Global Green Building Finance Landscape – Are We Ready?
The demand for green financial products has been soaring in recent past as more and more financial institutions align towards climate action. The green bonds market has shown a dramatic increase in the last few years. It currently stands at USD 1.4 Trillion, a significant part of that being in the building sector. Year 2021 values are expected to grow by 80% over the previous year’s issuances and the total value is expected to cross USD 2 trillion by end of 2021. Currently, there is much demand in the primary markets and the offerings for Green Bonds usually get oversubscribed, up to even four times.
The secondary market for these bonds is robust too with a strong demand. As a result, green bonds not only tend to get priced more attractively, but they also have lower volatility in yield compared to similar non-green bonds.
In developed markets, occasionally there might be a price benefit in going for green finance. However, that is not the only reason companies go for it. Market reputation is also a big driver for many.
Globally, leading Financial Institutions are making larger commitments towards green investments. Ivanhoe Cambridge, a large pension fund manager, is one such organization and has a strong ESG compliance mechanism. While there is no separate allocation for green investments, the entire pool of capital is mandated to be ESG compliant. Currently 64% of their building portfolio is green certified and all upcoming investments will be aligned to projects meeting green requirements. Ivanhoe Cambridge aims for their entire building portfolio to be zero-carbon by the year 2040.
The market forces strive for getting good returns, while reducing risks, including climate-related risks. Financial institutions need a reliable and effective standard for ensuring compliance with their green criteria. Experts agreed that IFC’s EDGE green building certification offers a great way to ensure that their investment is going in a green project and the certification is done in a time and cost-effective manner.
Green Finance & Housing:
Approximately 1.6 billion people globally are living in sub-standard conditions and are in need of proper homes. The world is facing two crises simultaneously – climate and housing. Several companies globally are now focusing on addressing both these challenges together by investing in green affordable housing in emerging markets.
Globally the green affordable housing market is estimated to have a USD 17 trillion potential. In India, values of green affordable homes range from USD 7,000 to USD30,000 and several local and international developers and investors are active in this space.
As an investor in climate smart affordable homes, supporting projects across Africa and Asia, UK’s Reall invests in projects that are sustainably viable and are EDGE Certified.
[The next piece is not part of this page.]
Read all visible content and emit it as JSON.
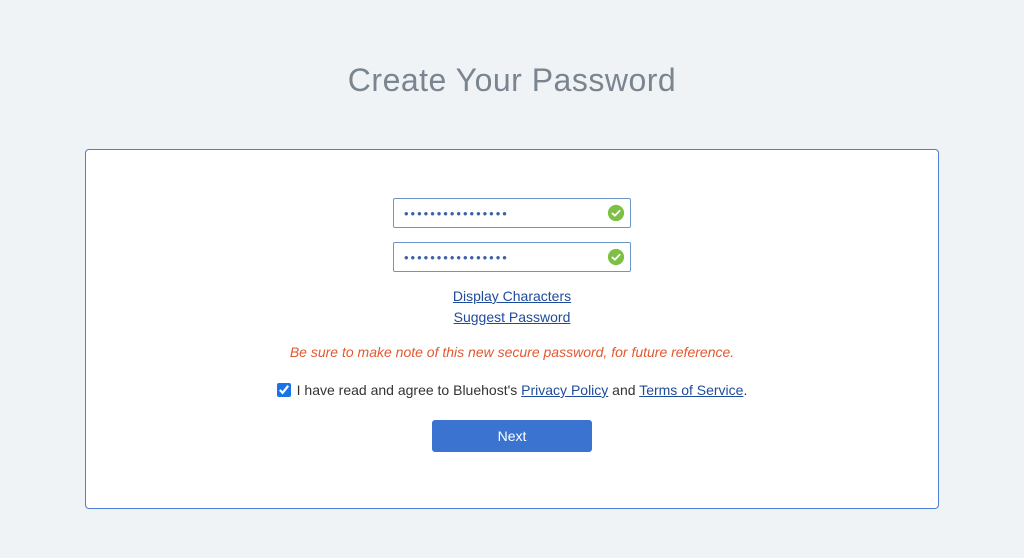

In India, they have projects in Gujarat and are in process of exploring Maharashtra and Telangana markets.
Green Shoots of Green Finance in India:
GMR Group, which has developed the Delhi and the Hyderabad airports, is formulating a “smart & sustainable city” concept for the airports and aims to make then Zero-Carbon by the year 2030. In March 2021, the company issued a green bond for the Delhi airport and the same was oversubscribed 4 times, despite volatile market conditions. Buoyed by its success, the company is envisaging more such issuances for their expansion/ new projects aligned with green building standards.
The office sector has seen the maximum demand for green spaces for a long time now and the same has increased even more in the last six months. More and more space occupiers are demanding green clauses and green leases now. Developers such as DLF are responding to such client demands. DLF’s recent Chennai project runs on 50% renewable power.
Large financial institutions like HDFC Capital are leading the way in ESG compliance. They aim to channelize some funds to technology-led green affordable housing too. IFC’s recent investments of USD 250 Million with HDFC in green affordable homes is significant step towards evolution of green finance in the country, especially for green mortgages. Another new initiative is Green-Deposits focused on deposits from “high net-worth individuals” and family offices to be used for financing sustainable housing credit solutions.
Challenges & Opportunities:
A key challenge is to overcome the misperception that the cost of building a green building is high compared to that of a conventional building. Several experts agree that the incremental cost of building green typically ranges from 1% to 3%. Many developers have managed to even bring it down to zero through some extra focus on passive solar techniques.
Another issue is related to customer awareness. Developers will be forced to build green housing when customers are aware and demand it. The challenge is that of awareness and even of intent. Not many customers today are willing to pay a bit extra today for significant savings in utility costs later. Increasing awareness through customer campaigns will help alleviate this problem.
In India, governance component of ESG has the most weightage and pricing benefit and not so much for the other two components. Some experts pointed out the significant impact that policy measures can have on the overall direction for green buildings and green finance. Potential policy incentives for promoting green development might include some tax benefit to green certified projects, similar to those for the EV (electric vehicles). Such measure can have sweeping effects in the right direction.
This is a summary of key takeaways from the GRI Club e-meeting discussion titled “Global Green Building Finance Landscape – Are We Ready?, article penned by our discussion moderator Sandeep Singh, Senior Consultant, IFC. The panel of co-chairs included Chanakya Chakravarti, Managing Director - India, Ivanhoe Cambridge; Mark Atterton, Commercial Director, Reall; Sumit Anand, Chief Business Officer, GMR Group; , CEO, Climate Bonds Initiative; Vipul Roongta, Managing Director & CEO, HDFC Capital.